a locking interface to engage a physical lock selectively securing the computer to the docking station; and
an electronic locker driver to control the physical lock of the docking station, through the electronic interface, based on a state of the operating system.

9. The computer of claim 8, wherein, when the operating system is interacting with an authenticated user, the electronic locker driver maintains the physical lock of the docking station in an unlocked state.

10. The computer of claim 8, wherein, when the operating system is entering any of a locked state, a sleeping state and a hibernating state, the electronic locker driver signals the physical lock of the docking station to engage the locking interface of the computer.

11. The computer of claim 10, wherein the operating system automatically enters at least one of a locked state, a sleeping state and a hibernating state after a predetermined period being idle without user input.

12. The computer of claim 10, wherein the electronic interface is to interface the computer with at least one peripheral electronic device of the docking station.

13. The computer of claim 10, wherein, when the operating system is entering an unlocked state following user authentication, the electronic locker driver signals the physical lock of the docking station to disengage from the locking interface of the computer.

14. A docking station for a computer comprising:

an electronic interface to interface electronically with the computer;
a physical lock for selectively engaging a locking interface of the computer to prevent removal of the computer from the docking station; and
an electronic locker to control the physical lock based on signals received through the electronic interface from the computer indicating a detected presence or departure of an authenticated user at the computer.

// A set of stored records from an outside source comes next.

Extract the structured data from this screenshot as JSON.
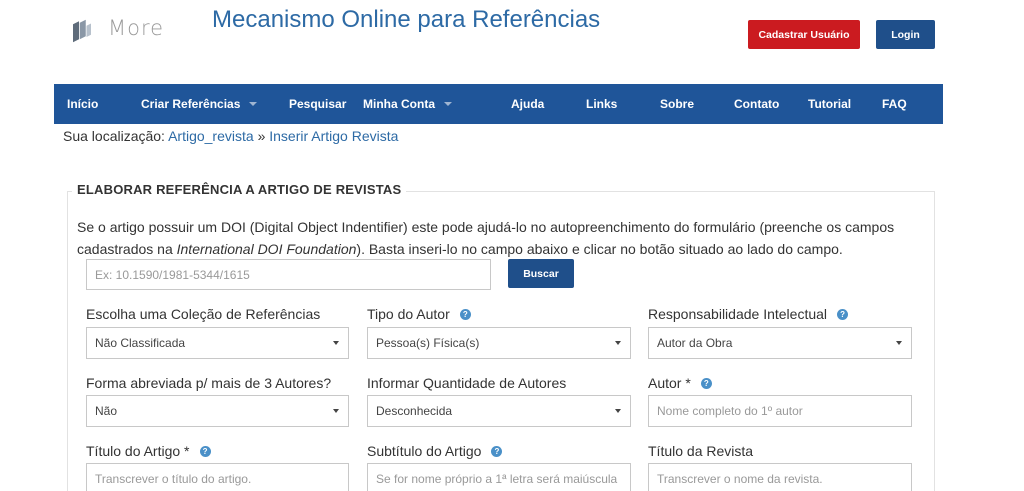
{
  "header": {
    "logo_text": "More",
    "title": "Mecanismo Online para Referências",
    "register_button": "Cadastrar Usuário",
    "login_button": "Login"
  },
  "nav": {
    "items": [
      {
        "label": "Início",
        "icon": ""
      },
      {
        "label": "Criar Referências",
        "icon": "caret-down"
      },
      {
        "label": "Pesquisar",
        "icon": ""
      },
      {
        "label": "Minha Conta",
        "icon": "caret-down"
      },
      {
        "label": "Ajuda",
        "icon": ""
      },
      {
        "label": "Links",
        "icon": ""
      },
      {
        "label": "Sobre",
        "icon": ""
      },
      {
        "label": "Contato",
        "icon": ""
      },
      {
        "label": "Tutorial",
        "icon": ""
      },
      {
        "label": "FAQ",
        "icon": ""
      }
    ]
  },
  "breadcrumb": {
    "prefix": "Sua localização:",
    "link1": "Artigo_revista",
    "separator": "»",
    "link2": "Inserir Artigo Revista"
  },
  "form": {
    "legend": "ELABORAR REFERÊNCIA A ARTIGO DE REVISTAS",
    "intro_part1": "Se o artigo possuir um DOI (Digital Object Indentifier) este pode ajudá-lo no autopreenchimento do formulário (preenche os campos cadastrados na ",
    "intro_italic": "International DOI Foundation",
    "intro_part2": "). Basta inseri-lo no campo abaixo e clicar no botão situado ao lado do campo.",
    "doi_placeholder": "Ex: 10.1590/1981-5344/1615",
    "search_button": "Buscar",
    "fields": {
      "colecao_label": "Escolha uma Coleção de Referências",
      "colecao_value": "Não Classificada",
      "tipo_autor_label": "Tipo do Autor",
      "tipo_autor_value": "Pessoa(s) Física(s)",
      "responsabilidade_label": "Responsabilidade Intelectual",
      "responsabilidade_value": "Autor da Obra",
      "forma_abreviada_label": "Forma abreviada p/ mais de 3 Autores?",
      "forma_abreviada_value": "Não",
      "quantidade_label": "Informar Quantidade de Autores",
      "quantidade_value": "Desconhecida",
      "autor_label": "Autor *",
      "autor_placeholder": "Nome completo do 1º autor",
      "titulo_artigo_label": "Título do Artigo *",
      "titulo_artigo_placeholder": "Transcrever o título do artigo.",
      "subtitulo_label": "Subtítulo do Artigo",
      "subtitulo_placeholder": "Se for nome próprio a 1ª letra será maiúscula",
      "titulo_revista_label": "Título da Revista",
      "titulo_revista_placeholder": "Transcrever o nome da revista."
    }
  },
  "colors": {
    "nav_bg": "#1f5599",
    "title_blue": "#2d6aa5",
    "register_red": "#cb1b20",
    "button_blue": "#1f4f8a",
    "help_icon": "#4a90c8"
  }
}
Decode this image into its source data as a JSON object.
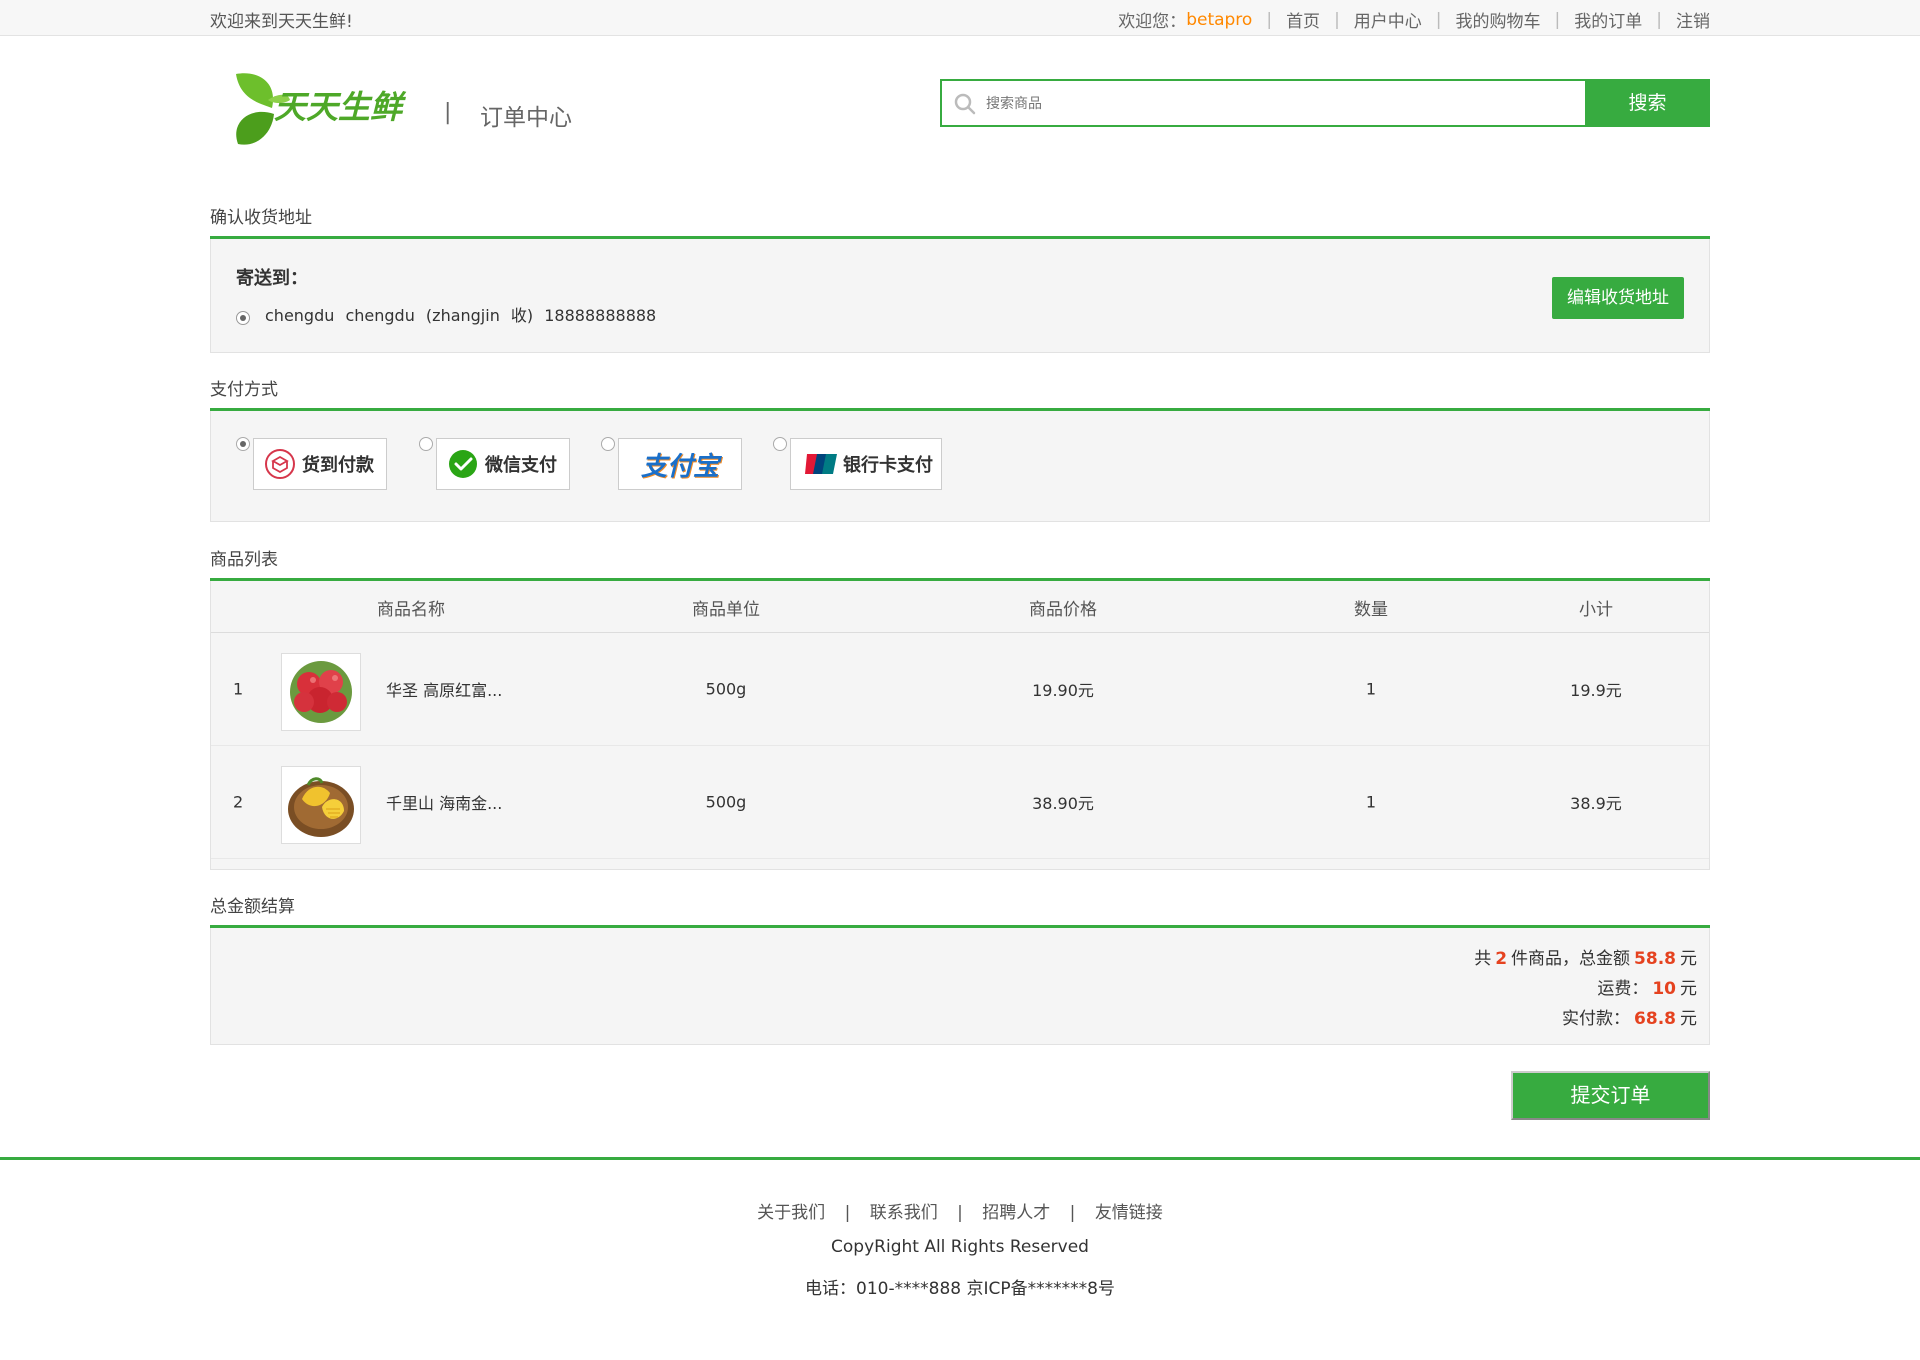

15. The docking station of claim 14, wherein:

when the electronic locker is signaled that the authenticated user is present at the computer, the electronic locker maintains the physical lock of the docking station in an unlocked state; and
when the electronic locker is signaled that the authenticated user is departing from the computer, the electronic locker engages the physical lock of the docking station to a locked state.
Patent History
Publication number: 20190370506
Type: Application
Filed: Sep 12, 2016
Publication Date: Dec 5, 2019
Applicant: HEWLETT-PACKARD DEVELOPMENT COMPANY, L.P. (Houston, TX)
Inventors: Mauricio Schramm (Porto Alegre), Tadeu Marchese (Proto Alegro)
Application Number: 16/332,160
Classifications
International Classification: G06F 21/88 (20060101); G06F 1/16 (20060101); G06F 21/32 (20060101); G06F 21/86 (20060101); E05B 73/00 (20060101);